### [What to do]
Copy out, from the data, each line containing the string "Brain".

Source material: Begin

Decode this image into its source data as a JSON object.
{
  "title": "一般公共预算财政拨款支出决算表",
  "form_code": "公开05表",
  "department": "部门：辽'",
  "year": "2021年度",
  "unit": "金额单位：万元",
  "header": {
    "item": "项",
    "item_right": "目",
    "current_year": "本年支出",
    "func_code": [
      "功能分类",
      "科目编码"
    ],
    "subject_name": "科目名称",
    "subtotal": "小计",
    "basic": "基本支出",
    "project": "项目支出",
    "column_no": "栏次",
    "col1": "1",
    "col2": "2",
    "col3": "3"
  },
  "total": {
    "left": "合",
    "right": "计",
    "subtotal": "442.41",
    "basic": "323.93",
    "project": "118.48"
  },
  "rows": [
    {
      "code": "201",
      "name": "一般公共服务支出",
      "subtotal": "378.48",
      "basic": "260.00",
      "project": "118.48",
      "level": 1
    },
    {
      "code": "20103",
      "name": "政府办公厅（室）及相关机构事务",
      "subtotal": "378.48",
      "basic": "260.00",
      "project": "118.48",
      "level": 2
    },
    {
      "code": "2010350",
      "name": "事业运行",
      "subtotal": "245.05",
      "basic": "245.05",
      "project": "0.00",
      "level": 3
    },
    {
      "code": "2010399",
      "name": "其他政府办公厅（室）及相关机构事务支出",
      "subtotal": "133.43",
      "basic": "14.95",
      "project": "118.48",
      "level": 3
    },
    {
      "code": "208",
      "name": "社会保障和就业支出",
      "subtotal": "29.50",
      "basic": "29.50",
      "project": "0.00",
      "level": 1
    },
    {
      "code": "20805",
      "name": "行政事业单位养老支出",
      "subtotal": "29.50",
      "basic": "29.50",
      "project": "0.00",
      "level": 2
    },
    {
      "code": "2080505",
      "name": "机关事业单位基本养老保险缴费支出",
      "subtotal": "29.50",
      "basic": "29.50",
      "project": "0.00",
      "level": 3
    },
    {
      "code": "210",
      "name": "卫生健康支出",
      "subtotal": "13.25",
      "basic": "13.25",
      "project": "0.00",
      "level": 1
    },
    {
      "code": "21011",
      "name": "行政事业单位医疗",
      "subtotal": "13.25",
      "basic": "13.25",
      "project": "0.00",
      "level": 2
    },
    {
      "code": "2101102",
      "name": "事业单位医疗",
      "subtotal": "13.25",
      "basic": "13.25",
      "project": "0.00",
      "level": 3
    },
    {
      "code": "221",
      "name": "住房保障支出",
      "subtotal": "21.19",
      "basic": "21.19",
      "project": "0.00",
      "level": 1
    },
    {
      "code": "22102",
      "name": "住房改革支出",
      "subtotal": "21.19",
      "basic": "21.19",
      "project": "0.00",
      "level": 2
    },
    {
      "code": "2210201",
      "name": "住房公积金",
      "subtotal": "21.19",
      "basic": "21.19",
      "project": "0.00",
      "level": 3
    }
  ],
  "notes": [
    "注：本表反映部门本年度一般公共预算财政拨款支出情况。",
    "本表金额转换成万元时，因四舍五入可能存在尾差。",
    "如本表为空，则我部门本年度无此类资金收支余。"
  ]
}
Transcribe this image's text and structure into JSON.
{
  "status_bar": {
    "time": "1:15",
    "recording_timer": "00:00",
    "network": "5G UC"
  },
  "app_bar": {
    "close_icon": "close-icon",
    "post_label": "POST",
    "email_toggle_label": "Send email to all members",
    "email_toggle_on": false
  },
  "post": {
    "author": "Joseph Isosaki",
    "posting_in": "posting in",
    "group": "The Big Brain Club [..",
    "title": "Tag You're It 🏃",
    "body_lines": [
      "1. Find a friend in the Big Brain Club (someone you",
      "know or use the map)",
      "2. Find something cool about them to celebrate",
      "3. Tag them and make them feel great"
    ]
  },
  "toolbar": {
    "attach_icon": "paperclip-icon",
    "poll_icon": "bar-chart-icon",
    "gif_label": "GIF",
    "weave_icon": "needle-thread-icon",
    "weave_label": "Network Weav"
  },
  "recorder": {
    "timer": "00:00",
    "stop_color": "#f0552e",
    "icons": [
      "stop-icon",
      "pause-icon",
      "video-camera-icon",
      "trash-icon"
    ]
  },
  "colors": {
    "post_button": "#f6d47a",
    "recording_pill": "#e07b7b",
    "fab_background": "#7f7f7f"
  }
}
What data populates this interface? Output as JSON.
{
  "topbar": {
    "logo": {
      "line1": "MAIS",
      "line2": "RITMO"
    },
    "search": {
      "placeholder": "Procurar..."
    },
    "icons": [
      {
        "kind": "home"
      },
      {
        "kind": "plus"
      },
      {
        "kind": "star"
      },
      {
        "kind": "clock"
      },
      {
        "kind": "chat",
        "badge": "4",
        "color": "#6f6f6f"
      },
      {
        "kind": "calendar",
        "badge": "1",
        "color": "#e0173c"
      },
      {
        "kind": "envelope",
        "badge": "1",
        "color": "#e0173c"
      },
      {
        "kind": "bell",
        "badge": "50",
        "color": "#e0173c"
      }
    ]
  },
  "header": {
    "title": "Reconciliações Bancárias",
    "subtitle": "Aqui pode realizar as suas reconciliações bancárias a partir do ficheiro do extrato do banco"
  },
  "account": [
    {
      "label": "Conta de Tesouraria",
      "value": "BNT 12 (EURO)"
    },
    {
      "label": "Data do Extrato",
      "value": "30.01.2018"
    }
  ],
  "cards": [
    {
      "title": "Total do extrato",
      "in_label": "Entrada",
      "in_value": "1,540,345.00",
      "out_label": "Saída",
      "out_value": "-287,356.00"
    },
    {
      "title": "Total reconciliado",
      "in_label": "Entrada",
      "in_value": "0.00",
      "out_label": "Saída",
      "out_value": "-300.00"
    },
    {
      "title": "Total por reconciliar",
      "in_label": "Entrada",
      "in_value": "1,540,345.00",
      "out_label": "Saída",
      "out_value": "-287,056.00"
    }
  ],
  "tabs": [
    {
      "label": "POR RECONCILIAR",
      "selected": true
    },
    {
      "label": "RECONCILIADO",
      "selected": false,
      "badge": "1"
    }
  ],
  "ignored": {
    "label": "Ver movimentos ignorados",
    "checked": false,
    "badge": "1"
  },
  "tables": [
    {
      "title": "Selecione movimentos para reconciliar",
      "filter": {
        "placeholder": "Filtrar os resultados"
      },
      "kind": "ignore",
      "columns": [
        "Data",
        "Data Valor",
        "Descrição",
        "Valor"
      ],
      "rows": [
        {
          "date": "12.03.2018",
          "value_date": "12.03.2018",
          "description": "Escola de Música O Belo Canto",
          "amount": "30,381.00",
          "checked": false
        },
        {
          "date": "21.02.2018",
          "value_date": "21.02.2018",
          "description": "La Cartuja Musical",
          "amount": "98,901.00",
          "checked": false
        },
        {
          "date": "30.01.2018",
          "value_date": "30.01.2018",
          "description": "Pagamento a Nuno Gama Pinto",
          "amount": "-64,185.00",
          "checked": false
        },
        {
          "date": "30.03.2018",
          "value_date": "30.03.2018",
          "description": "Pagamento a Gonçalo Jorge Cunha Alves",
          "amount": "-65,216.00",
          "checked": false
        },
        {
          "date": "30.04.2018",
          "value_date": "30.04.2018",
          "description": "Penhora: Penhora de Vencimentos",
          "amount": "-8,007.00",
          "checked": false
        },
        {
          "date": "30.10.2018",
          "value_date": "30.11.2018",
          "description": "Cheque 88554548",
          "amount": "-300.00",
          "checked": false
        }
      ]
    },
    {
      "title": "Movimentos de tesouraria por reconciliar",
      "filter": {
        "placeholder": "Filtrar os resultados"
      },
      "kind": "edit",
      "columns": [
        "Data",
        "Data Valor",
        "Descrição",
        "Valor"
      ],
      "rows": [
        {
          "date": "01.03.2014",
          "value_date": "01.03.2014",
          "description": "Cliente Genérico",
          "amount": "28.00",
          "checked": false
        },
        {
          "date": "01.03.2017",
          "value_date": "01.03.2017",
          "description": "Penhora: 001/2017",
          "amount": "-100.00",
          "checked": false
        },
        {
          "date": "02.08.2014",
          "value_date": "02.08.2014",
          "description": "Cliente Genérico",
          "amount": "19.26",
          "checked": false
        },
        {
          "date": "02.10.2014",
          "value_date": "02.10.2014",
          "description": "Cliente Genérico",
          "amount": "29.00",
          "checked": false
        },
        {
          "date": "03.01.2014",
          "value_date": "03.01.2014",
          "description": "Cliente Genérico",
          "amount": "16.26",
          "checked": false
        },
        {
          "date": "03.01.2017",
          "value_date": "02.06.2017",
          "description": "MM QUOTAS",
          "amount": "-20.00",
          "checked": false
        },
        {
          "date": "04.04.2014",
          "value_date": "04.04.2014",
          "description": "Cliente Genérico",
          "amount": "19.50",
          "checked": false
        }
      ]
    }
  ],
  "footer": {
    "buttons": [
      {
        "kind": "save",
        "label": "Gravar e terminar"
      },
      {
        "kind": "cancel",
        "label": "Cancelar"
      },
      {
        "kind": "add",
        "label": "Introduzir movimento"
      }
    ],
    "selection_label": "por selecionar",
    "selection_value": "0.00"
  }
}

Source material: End

### [Task solution]
    "group": "The Big Brain Club [..",
      "1. Find a friend in the Big Brain Club (someone you",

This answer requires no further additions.